Laetare Sunday has typically been viewed as a “break” from Lent before we enter the final two weeks of Lent in Passiontide and Holy Week. At first blush, there is a lot to support this theory. The priest’s vestments are changed, gone is the talk of penance in the prayers, and after this Sunday, the sanctuary slowly but surely begins to look barren as statues and other images are covered up in the build to Good Friday, in which the normally ornate sanctuary is empty and somber.
While this view has been traditionally held, I also think it’s an incorrect view. Our Lenten disciplines remain in force after Sunday. The Scriptures do not speak of people taking a break from their devotion before undertaking a long journey. If anything, they speak of it intensifying. As Christ prepared for his confrontation in the temple, he began increasing his visibility amongst the people, and his message developed a greater sense of force and urgency. The most important reason we shouldn’t look upon this Sunday as a vacation from Lent is that it’s nowhere to be found in the prayers. Nowhere do we see talk of a break or rest. Instead, we see frequent talk (and examples) of rejoicing and consolation.
Rejoicing is difficult. Sometimes we even think rejoicing during Lent seems out of place. What is there to rejoice about? Sometimes we’ve grown irritable from self-denial; all this reflection on death and suffering can weigh the heart down, etc. Yet when we look at the apostles, what do we see? After being physically beaten by the Sanhedrin for preaching Christ (and no doubt warned that further preaching would lead to further trouble), they rejoiced. Rejoicing is easy when there are abundant reasons to rejoice. After winning the lottery or the Super Bowl, men will easily thank and glorify God. How many do so after an injury or an accident? How many do so after getting laid off? On social media, are we rejoicing in and out of season, or are we crying for attention by complaining about this or that person? The Church tells us to rejoice not because she is taking a break from Lent, but reminding us that even during Lent, we must rejoice.

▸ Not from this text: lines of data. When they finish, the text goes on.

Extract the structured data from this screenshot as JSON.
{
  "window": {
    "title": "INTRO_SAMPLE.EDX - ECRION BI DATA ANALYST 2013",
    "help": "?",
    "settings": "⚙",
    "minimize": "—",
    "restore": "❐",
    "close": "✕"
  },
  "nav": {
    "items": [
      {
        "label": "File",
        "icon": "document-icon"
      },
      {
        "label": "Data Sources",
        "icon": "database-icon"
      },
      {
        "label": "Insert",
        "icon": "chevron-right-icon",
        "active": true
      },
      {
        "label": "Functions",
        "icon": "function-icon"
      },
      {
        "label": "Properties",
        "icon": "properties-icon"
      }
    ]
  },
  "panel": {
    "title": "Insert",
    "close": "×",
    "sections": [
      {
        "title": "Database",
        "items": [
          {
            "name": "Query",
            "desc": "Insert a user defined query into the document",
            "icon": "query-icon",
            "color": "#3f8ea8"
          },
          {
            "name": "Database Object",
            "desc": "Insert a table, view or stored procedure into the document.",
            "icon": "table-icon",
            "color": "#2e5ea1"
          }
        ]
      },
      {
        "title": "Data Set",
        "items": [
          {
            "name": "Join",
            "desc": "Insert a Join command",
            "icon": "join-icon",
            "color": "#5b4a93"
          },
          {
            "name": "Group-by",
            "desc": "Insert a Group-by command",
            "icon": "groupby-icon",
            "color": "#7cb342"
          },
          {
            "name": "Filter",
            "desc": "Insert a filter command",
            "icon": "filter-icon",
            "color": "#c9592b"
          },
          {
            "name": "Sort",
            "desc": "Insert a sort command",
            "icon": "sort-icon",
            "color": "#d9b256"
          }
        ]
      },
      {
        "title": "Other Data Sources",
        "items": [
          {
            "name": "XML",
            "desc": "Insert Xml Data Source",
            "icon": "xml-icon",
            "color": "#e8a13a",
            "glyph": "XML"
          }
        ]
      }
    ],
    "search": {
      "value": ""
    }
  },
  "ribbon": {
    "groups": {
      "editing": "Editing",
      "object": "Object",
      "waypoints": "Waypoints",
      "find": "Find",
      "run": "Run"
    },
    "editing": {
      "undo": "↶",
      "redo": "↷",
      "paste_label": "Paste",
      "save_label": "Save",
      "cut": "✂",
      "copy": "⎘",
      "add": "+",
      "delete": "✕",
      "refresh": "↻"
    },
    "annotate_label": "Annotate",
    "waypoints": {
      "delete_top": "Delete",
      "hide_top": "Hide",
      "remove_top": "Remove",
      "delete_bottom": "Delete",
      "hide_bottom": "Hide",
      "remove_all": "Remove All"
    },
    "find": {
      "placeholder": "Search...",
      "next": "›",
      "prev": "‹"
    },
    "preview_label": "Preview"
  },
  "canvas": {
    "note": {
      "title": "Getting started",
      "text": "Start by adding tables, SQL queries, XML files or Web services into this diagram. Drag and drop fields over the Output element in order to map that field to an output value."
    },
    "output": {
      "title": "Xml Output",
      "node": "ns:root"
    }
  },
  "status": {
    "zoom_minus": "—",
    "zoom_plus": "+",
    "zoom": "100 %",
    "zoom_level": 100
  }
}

Another reason for rejoicing is that of consolation. In the first two propers, the theme is directly mentioned. In the Gospel, Christ feeds the five thousand, providing a hungry audience their fill. In the Postcommunion, we are constantly filled with “Thy Holy Mysteries.” We rejoice because even in hardship, God still provides for us. While getting laid off from your job can crush one’s heart, we know that in time God will provide for us, and that this is in preparation for the next step of our lives. We might not win the lottery, but his consolation can lead to the kind of happiness you can’t put a price tag on. To get this consolation, we need only be like the men in the Gospel who were willing to follow Christ, but when he commanded, were willing to sit down.
The reason for this consolation is because we are, as St. Paul reminds us in the Epistle, children of promise. God promised us heaven, and if we will trust Him, He will provide it. I think that’s a major problem in the Church today. Just like previous generations, we are the children of promise. While we have that promise, we don’t want to trust God. We are too worried that trusting God will lead to being ostracized from social circles. We are afraid of coming across as too judgmental, of imposing our beliefs upon others. Previous generations wanted entire nations to submit to Christ, and we are lucky to proclaim our own household should submit to him. How often do we take consolation in being the children of promise, and then act like it? When are we going to put aside those fears of being harsh and judgmental, and realize that when trusting in God fully, He will change our hearts so we can call all to Christ without that harsh spirit? We are the children of promise, so we need to stop making excuses. That’s part of what Lent is about. We stop making excuses for why we can’t give up this or that habit, why we can’t add this or that good work, why we can’t devote more to prayer, and we start doing so. Hopefully as Lent goes on, we realize that it was always possible, and will remain possible. Let the consolation we receive in Laetare Sunday move us forward in our journey.